Quote exactly the lines from the one with "Enumerate this screenshot's" to the end of the data, both included; omit the pictures.

Data listing Block Start

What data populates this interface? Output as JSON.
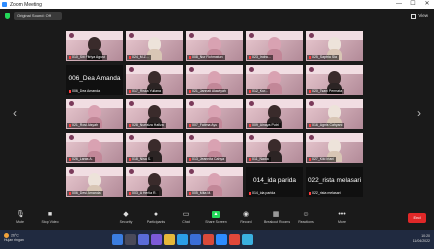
{
  "window": {
    "title": "Zoom Meeting",
    "controls": [
      "—",
      "☐",
      "✕"
    ]
  },
  "topbar": {
    "sound_label": "Original Sound: Off",
    "view_label": "View"
  },
  "gallery": {
    "tiles": [
      {
        "name": "010_Siti Fitriya Agust",
        "kind": "photo",
        "person": "dark"
      },
      {
        "name": "024_M.Z...",
        "kind": "photo",
        "person": "light",
        "speaking": true
      },
      {
        "name": "008_Nur Rohmatun",
        "kind": "photo",
        "person": "pink"
      },
      {
        "name": "023_Indra...",
        "kind": "photo",
        "person": "pink"
      },
      {
        "name": "025_Saptria Sia",
        "kind": "photo",
        "person": "light"
      },
      {
        "name": "006_Dea Amanda",
        "kind": "text",
        "big": "006_Dea Amanda"
      },
      {
        "name": "017_Riska Yuliana",
        "kind": "photo",
        "person": "dark"
      },
      {
        "name": "021_Jannati Alawiyah",
        "kind": "photo",
        "person": "pink"
      },
      {
        "name": "012_Kur...",
        "kind": "photo",
        "person": "pink"
      },
      {
        "name": "020_Tsani Permata",
        "kind": "photo",
        "person": "dark"
      },
      {
        "name": "021_Rosi Aisyah",
        "kind": "photo",
        "person": "pink"
      },
      {
        "name": "028_Nurfaiza Hafiza",
        "kind": "photo",
        "person": "dark"
      },
      {
        "name": "007_Fatima Ayu",
        "kind": "photo",
        "person": "pink"
      },
      {
        "name": "009_Ainaya Putri",
        "kind": "photo",
        "person": "dark"
      },
      {
        "name": "016_Agnis Cahyani",
        "kind": "photo",
        "person": "light"
      },
      {
        "name": "026_Laras A.",
        "kind": "photo",
        "person": "pink"
      },
      {
        "name": "018_Nisa S.",
        "kind": "photo",
        "person": "dark"
      },
      {
        "name": "013_Jeannita Cahya",
        "kind": "photo",
        "person": "pink"
      },
      {
        "name": "011_Nadia",
        "kind": "photo",
        "person": "dark"
      },
      {
        "name": "027_Kiki Iriani",
        "kind": "photo",
        "person": "light"
      },
      {
        "name": "006_Desi Amanda",
        "kind": "photo",
        "person": "light"
      },
      {
        "name": "003_A Herlia R.",
        "kind": "photo",
        "person": "dark"
      },
      {
        "name": "005_Mita M.",
        "kind": "photo",
        "person": "pink"
      },
      {
        "name": "014_ida parida",
        "kind": "text",
        "big": "014_ida parida"
      },
      {
        "name": "022_rista melasari",
        "kind": "text",
        "big": "022_rista melasari"
      }
    ]
  },
  "toolbar": {
    "unmute": "Mute",
    "video": "Stop Video",
    "security": "Security",
    "participants": "Participants",
    "chat": "Chat",
    "share": "Share Screen",
    "record": "Record",
    "breakout": "Breakout Rooms",
    "reactions": "Reactions",
    "more": "More",
    "end": "End"
  },
  "taskbar": {
    "temp": "26°C",
    "weather": "Hujan ringan",
    "time": "10:20",
    "date": "11/04/2022"
  },
  "colors": {
    "accent_green": "#23d959",
    "end_red": "#e02828",
    "toolbar_bg": "#1a1a1a",
    "taskbar_bg": "#202a40"
  }
}
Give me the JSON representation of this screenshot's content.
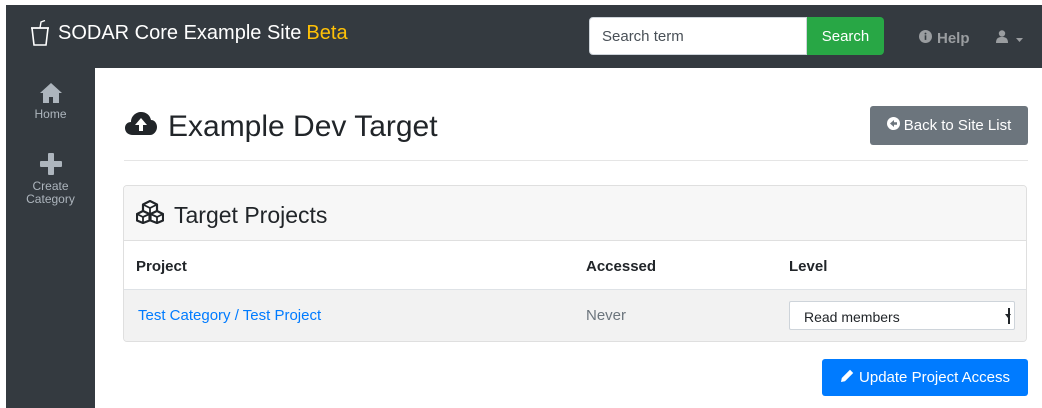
{
  "navbar": {
    "brand_icon": "cup-icon",
    "site_title": "SODAR Core Example Site",
    "beta_label": "Beta",
    "search": {
      "placeholder": "Search term",
      "value": ""
    },
    "search_button": "Search",
    "help_label": "Help",
    "help_icon": "info-circle-icon",
    "user_icon": "user-icon"
  },
  "sidebar": {
    "items": [
      {
        "label": "Home",
        "icon": "home-icon"
      },
      {
        "label": "Create Category",
        "label_line1": "Create",
        "label_line2": "Category",
        "icon": "plus-icon"
      }
    ]
  },
  "page": {
    "title": "Example Dev Target",
    "title_icon": "cloud-upload-icon",
    "back_button": "Back to Site List",
    "back_icon": "arrow-circle-left-icon"
  },
  "card": {
    "title": "Target Projects",
    "title_icon": "cubes-icon",
    "columns": [
      "Project",
      "Accessed",
      "Level"
    ],
    "rows": [
      {
        "project": "Test Category / Test Project",
        "accessed": "Never",
        "level": "Read members"
      }
    ]
  },
  "update_button": "Update Project Access",
  "update_icon": "pencil-icon",
  "colors": {
    "navbar": "#343a40",
    "beta": "#ffc107",
    "search_button": "#28a745",
    "back_button": "#6c757d",
    "primary": "#007bff"
  }
}
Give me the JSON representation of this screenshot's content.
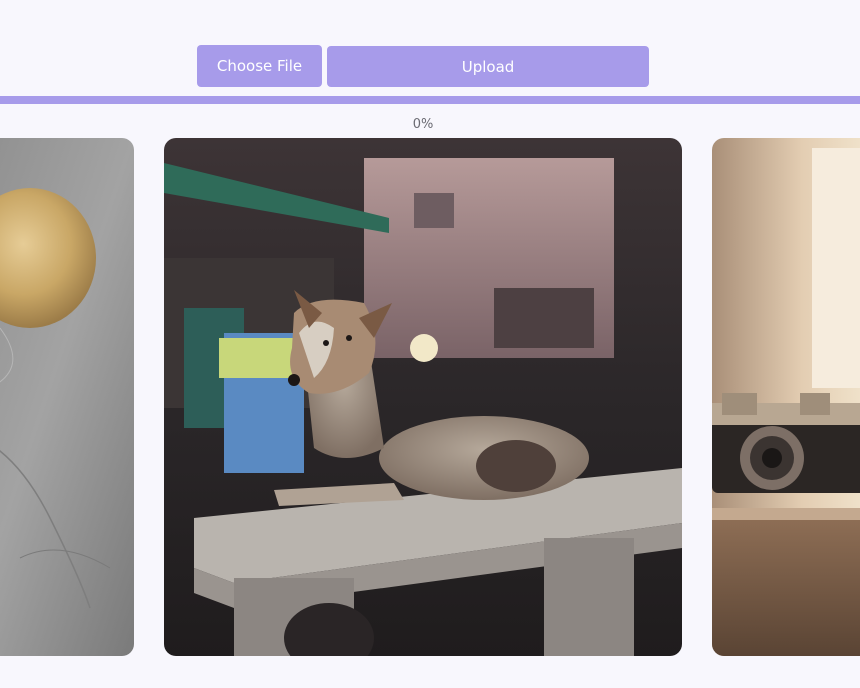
{
  "upload_controls": {
    "choose_file_label": "Choose File",
    "upload_label": "Upload"
  },
  "progress": {
    "text": "0%",
    "value": 0
  },
  "gallery": {
    "images": [
      {
        "name": "bread-photo"
      },
      {
        "name": "dog-on-bench-photo"
      },
      {
        "name": "vintage-camera-photo"
      }
    ]
  },
  "colors": {
    "accent": "#a79bea",
    "background": "#f8f7fd",
    "muted_text": "#6b6b73"
  }
}
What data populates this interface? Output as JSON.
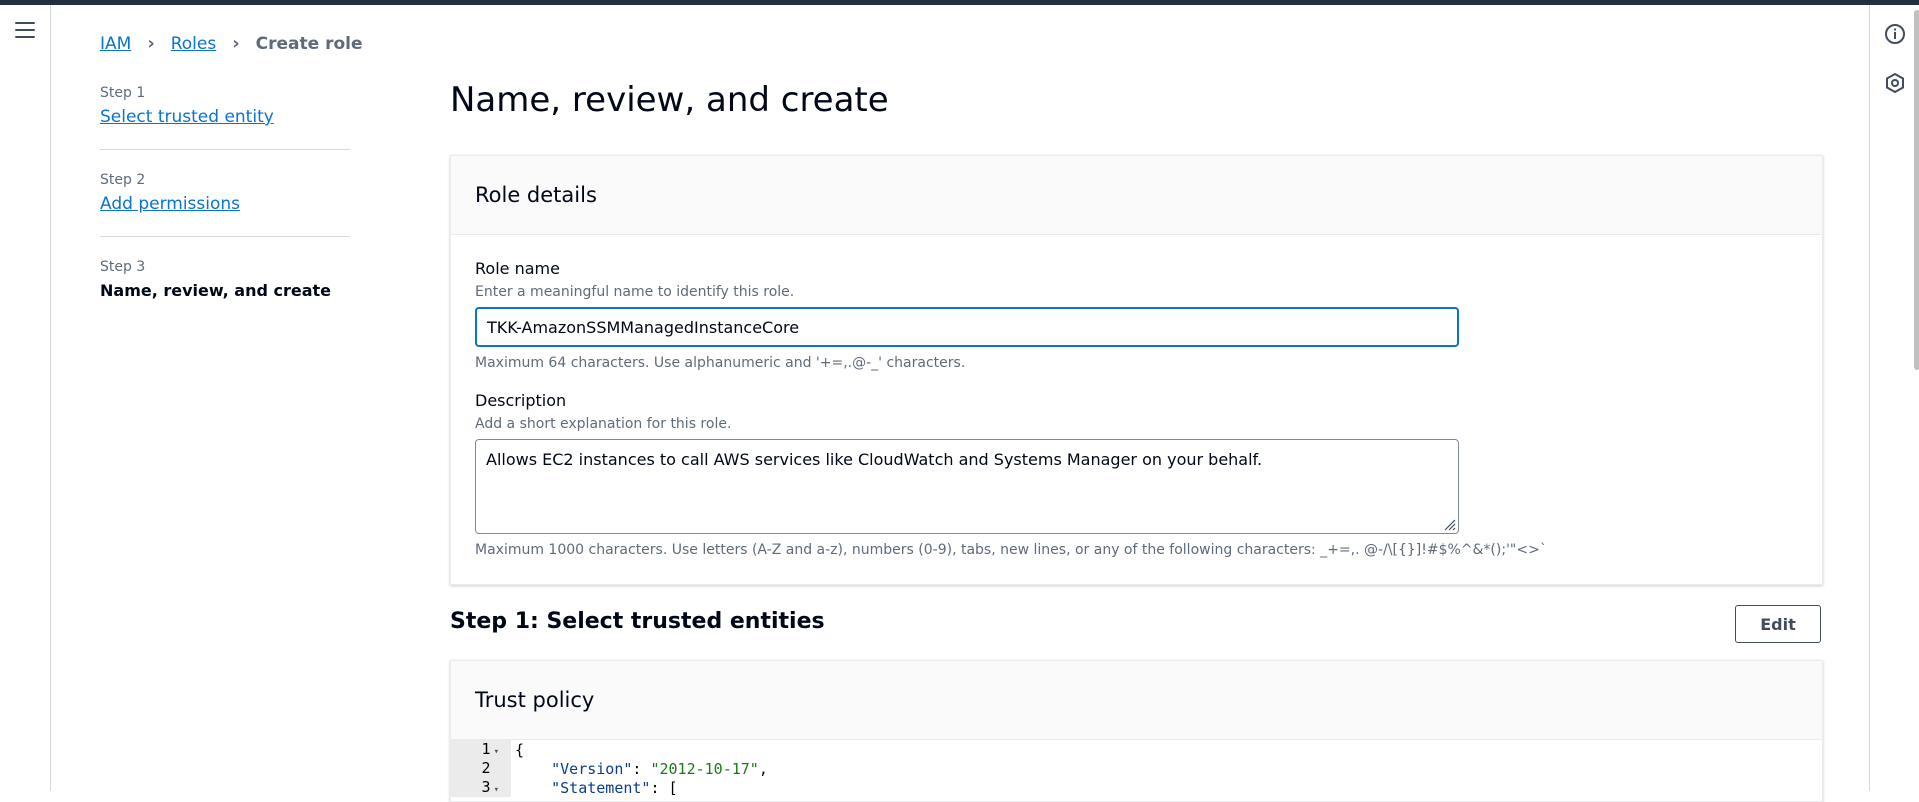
{
  "breadcrumb": {
    "items": [
      "IAM",
      "Roles"
    ],
    "current": "Create role"
  },
  "steps": [
    {
      "number": "Step 1",
      "label": "Select trusted entity"
    },
    {
      "number": "Step 2",
      "label": "Add permissions"
    },
    {
      "number": "Step 3",
      "label": "Name, review, and create"
    }
  ],
  "page": {
    "title": "Name, review, and create"
  },
  "role_details": {
    "title": "Role details",
    "role_name": {
      "label": "Role name",
      "description": "Enter a meaningful name to identify this role.",
      "value": "TKK-AmazonSSMManagedInstanceCore",
      "hint": "Maximum 64 characters. Use alphanumeric and '+=,.@-_' characters."
    },
    "description": {
      "label": "Description",
      "description": "Add a short explanation for this role.",
      "value": "Allows EC2 instances to call AWS services like CloudWatch and Systems Manager on your behalf.",
      "hint": "Maximum 1000 characters. Use letters (A-Z and a-z), numbers (0-9), tabs, new lines, or any of the following characters: _+=,. @-/\\[{}]!#$%^&*();'\"<>`"
    }
  },
  "step1_section": {
    "title": "Step 1: Select trusted entities",
    "edit_label": "Edit"
  },
  "trust_policy": {
    "title": "Trust policy",
    "lines": [
      {
        "num": "1",
        "fold": true,
        "open": "{"
      },
      {
        "num": "2",
        "fold": false,
        "key": "\"Version\"",
        "sep": ": ",
        "val": "\"2012-10-17\"",
        "tail": ","
      },
      {
        "num": "3",
        "fold": true,
        "key": "\"Statement\"",
        "sep": ": ",
        "val": "",
        "tail": "["
      }
    ]
  },
  "icons": {
    "menu": "hamburger-menu-icon",
    "info": "info-icon",
    "feedback": "hexagon-icon"
  },
  "colors": {
    "link": "#0972d3",
    "topbar": "#232f3e",
    "focus_border": "#0972d3"
  }
}
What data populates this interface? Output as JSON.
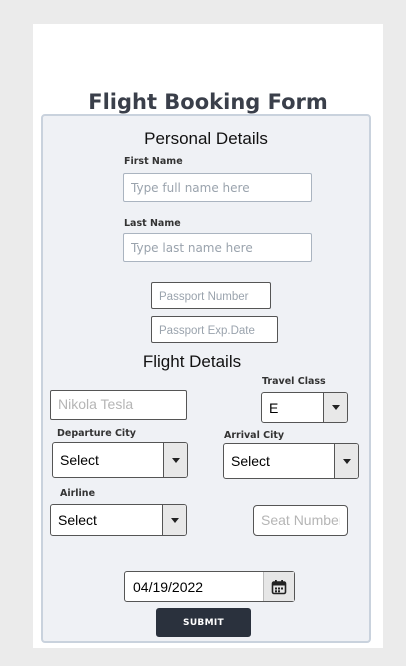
{
  "form": {
    "title": "Flight Booking Form",
    "personal": {
      "heading": "Personal Details",
      "first_name_label": "First Name",
      "first_name_placeholder": "Type full name here",
      "last_name_label": "Last Name",
      "last_name_placeholder": "Type last name here",
      "passport_placeholder": "Passport Number",
      "passport_exp_placeholder": "Passport Exp.Date"
    },
    "flight": {
      "heading": "Flight Details",
      "name_placeholder": "Nikola Tesla",
      "travel_class_label": "Travel Class",
      "travel_class_value": "E",
      "departure_label": "Departure City",
      "departure_value": "Select",
      "arrival_label": "Arrival City",
      "arrival_value": "Select",
      "airline_label": "Airline",
      "airline_value": "Select",
      "seat_placeholder": "Seat Number",
      "date_value": "04/19/2022"
    },
    "submit_label": "SUBMIT"
  }
}
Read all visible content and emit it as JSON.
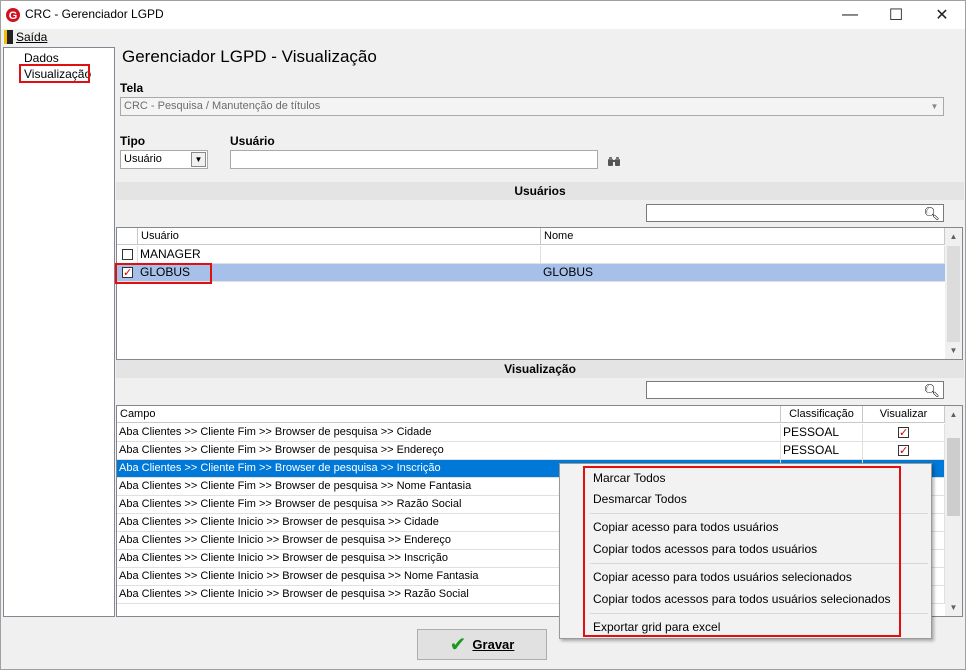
{
  "window": {
    "title": "CRC - Gerenciador LGPD",
    "minimize": "—",
    "maximize": "☐",
    "close": "✕"
  },
  "menu": {
    "exit_label": "Saída"
  },
  "nav": {
    "items": [
      "Dados",
      "Visualização"
    ]
  },
  "page": {
    "heading": "Gerenciador LGPD - Visualização"
  },
  "tela": {
    "label": "Tela",
    "value": "CRC - Pesquisa / Manutenção de títulos"
  },
  "tipo": {
    "label": "Tipo",
    "value": "Usuário"
  },
  "usuario_field": {
    "label": "Usuário",
    "value": ""
  },
  "usuarios": {
    "header": "Usuários",
    "search_value": "",
    "columns": [
      "Usuário",
      "Nome"
    ],
    "rows": [
      {
        "checked": false,
        "usuario": "MANAGER",
        "nome": ""
      },
      {
        "checked": true,
        "usuario": "GLOBUS",
        "nome": "GLOBUS"
      }
    ]
  },
  "visualizacao": {
    "header": "Visualização",
    "search_value": "",
    "columns": [
      "Campo",
      "Classificação",
      "Visualizar"
    ],
    "rows": [
      {
        "campo": "Aba Clientes >> Cliente Fim >> Browser de pesquisa >> Cidade",
        "classificacao": "PESSOAL",
        "visualizar": true
      },
      {
        "campo": "Aba Clientes >> Cliente Fim >> Browser de pesquisa >> Endereço",
        "classificacao": "PESSOAL",
        "visualizar": true
      },
      {
        "campo": "Aba Clientes >> Cliente Fim >> Browser de pesquisa >> Inscrição",
        "classificacao": "",
        "visualizar": null
      },
      {
        "campo": "Aba Clientes >> Cliente Fim >> Browser de pesquisa >> Nome Fantasia",
        "classificacao": "",
        "visualizar": null
      },
      {
        "campo": "Aba Clientes >> Cliente Fim >> Browser de pesquisa >> Razão Social",
        "classificacao": "",
        "visualizar": null
      },
      {
        "campo": "Aba Clientes >> Cliente Inicio >> Browser de pesquisa >> Cidade",
        "classificacao": "",
        "visualizar": null
      },
      {
        "campo": "Aba Clientes >> Cliente Inicio >> Browser de pesquisa >> Endereço",
        "classificacao": "",
        "visualizar": null
      },
      {
        "campo": "Aba Clientes >> Cliente Inicio >> Browser de pesquisa >> Inscrição",
        "classificacao": "",
        "visualizar": null
      },
      {
        "campo": "Aba Clientes >> Cliente Inicio >> Browser de pesquisa >> Nome Fantasia",
        "classificacao": "",
        "visualizar": null
      },
      {
        "campo": "Aba Clientes >> Cliente Inicio >> Browser de pesquisa >> Razão Social",
        "classificacao": "",
        "visualizar": null
      }
    ]
  },
  "context_menu": {
    "items": [
      "Marcar Todos",
      "Desmarcar Todos",
      "Copiar acesso para todos usuários",
      "Copiar todos acessos para todos usuários",
      "Copiar acesso para todos usuários selecionados",
      "Copiar todos acessos para todos usuários selecionados",
      "Exportar grid para excel"
    ]
  },
  "footer": {
    "save_label": "Gravar"
  },
  "colors": {
    "selection": "#0078d7",
    "selected_row": "#a6c0ea",
    "highlight": "#e01010",
    "accent_icon": "#d01020",
    "save_check": "#1a9a1a"
  }
}
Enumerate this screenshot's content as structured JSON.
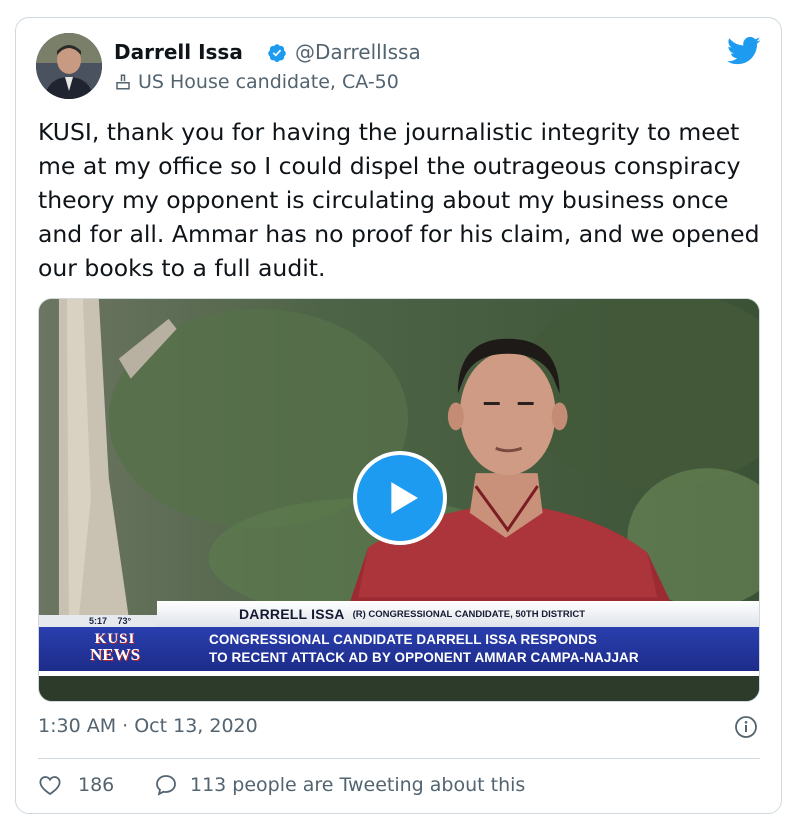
{
  "author": {
    "name": "Darrell Issa",
    "handle": "@DarrellIssa",
    "label": "US House candidate, CA-50"
  },
  "tweet": {
    "text": "KUSI, thank you for having the journalistic integrity to meet me at my office so I could dispel the outrageous conspiracy theory my opponent is circulating about my business once and for all. Ammar has no proof for his claim, and we opened our books to a full audit.",
    "timestamp": "1:30 AM · Oct 13, 2020"
  },
  "video": {
    "time": "5:17",
    "temp": "73°",
    "chyron_name": "DARRELL ISSA",
    "chyron_sub": "(R) CONGRESSIONAL CANDIDATE, 50TH DISTRICT",
    "logo_top": "KUSI",
    "logo_bottom": "NEWS",
    "headline_line1": "CONGRESSIONAL CANDIDATE DARRELL ISSA RESPONDS",
    "headline_line2": "TO RECENT ATTACK AD BY OPPONENT AMMAR CAMPA-NAJJAR"
  },
  "engagement": {
    "likes": "186",
    "replies_text": "113 people are Tweeting about this"
  },
  "colors": {
    "accent": "#1d9bf0",
    "secondary_text": "#536471",
    "border": "#cfd9de"
  },
  "icons": {
    "verified": "verified-badge-icon",
    "label": "ballot-box-icon",
    "brand": "twitter-bird-icon",
    "play": "play-icon",
    "info": "info-icon",
    "like": "heart-icon",
    "reply": "speech-bubble-icon"
  }
}
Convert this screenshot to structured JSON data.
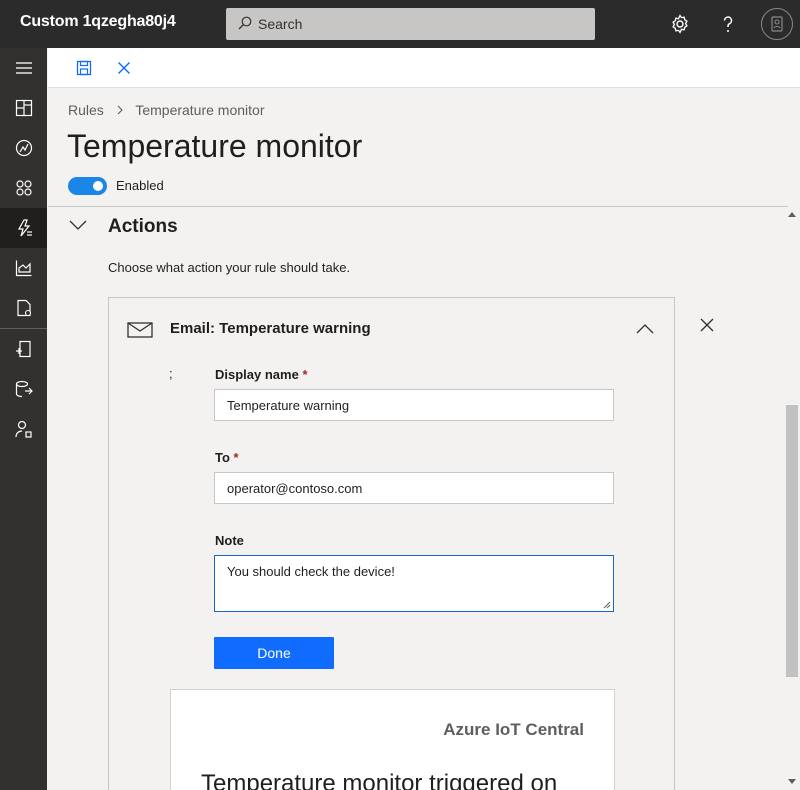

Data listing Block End

- Solution for this exercise:
Enumerate this screenshot's content as structured JSON.
{
  "author": {
    "name": "Darrell Issa",
    "handle": "@DarrellIssa",
    "label": "US House candidate, CA-50"
  },
  "tweet": {
    "text": "KUSI, thank you for having the journalistic integrity to meet me at my office so I could dispel the outrageous conspiracy theory my opponent is circulating about my business once and for all. Ammar has no proof for his claim, and we opened our books to a full audit.",
    "timestamp": "1:30 AM · Oct 13, 2020"
  },
  "video": {
    "time": "5:17",
    "temp": "73°",
    "chyron_name": "DARRELL ISSA",
    "chyron_sub": "(R) CONGRESSIONAL CANDIDATE, 50TH DISTRICT",
    "logo_top": "KUSI",
    "logo_bottom": "NEWS",
    "headline_line1": "CONGRESSIONAL CANDIDATE DARRELL ISSA RESPONDS",
    "headline_line2": "TO RECENT ATTACK AD BY OPPONENT AMMAR CAMPA-NAJJAR"
  },
  "engagement": {
    "likes": "186",
    "replies_text": "113 people are Tweeting about this"
  },
  "colors": {
    "accent": "#1d9bf0",
    "secondary_text": "#536471",
    "border": "#cfd9de"
  },
  "icons": {
    "verified": "verified-badge-icon",
    "label": "ballot-box-icon",
    "brand": "twitter-bird-icon",
    "play": "play-icon",
    "info": "info-icon",
    "like": "heart-icon",
    "reply": "speech-bubble-icon"
  }
}
Convert this screenshot to structured JSON data.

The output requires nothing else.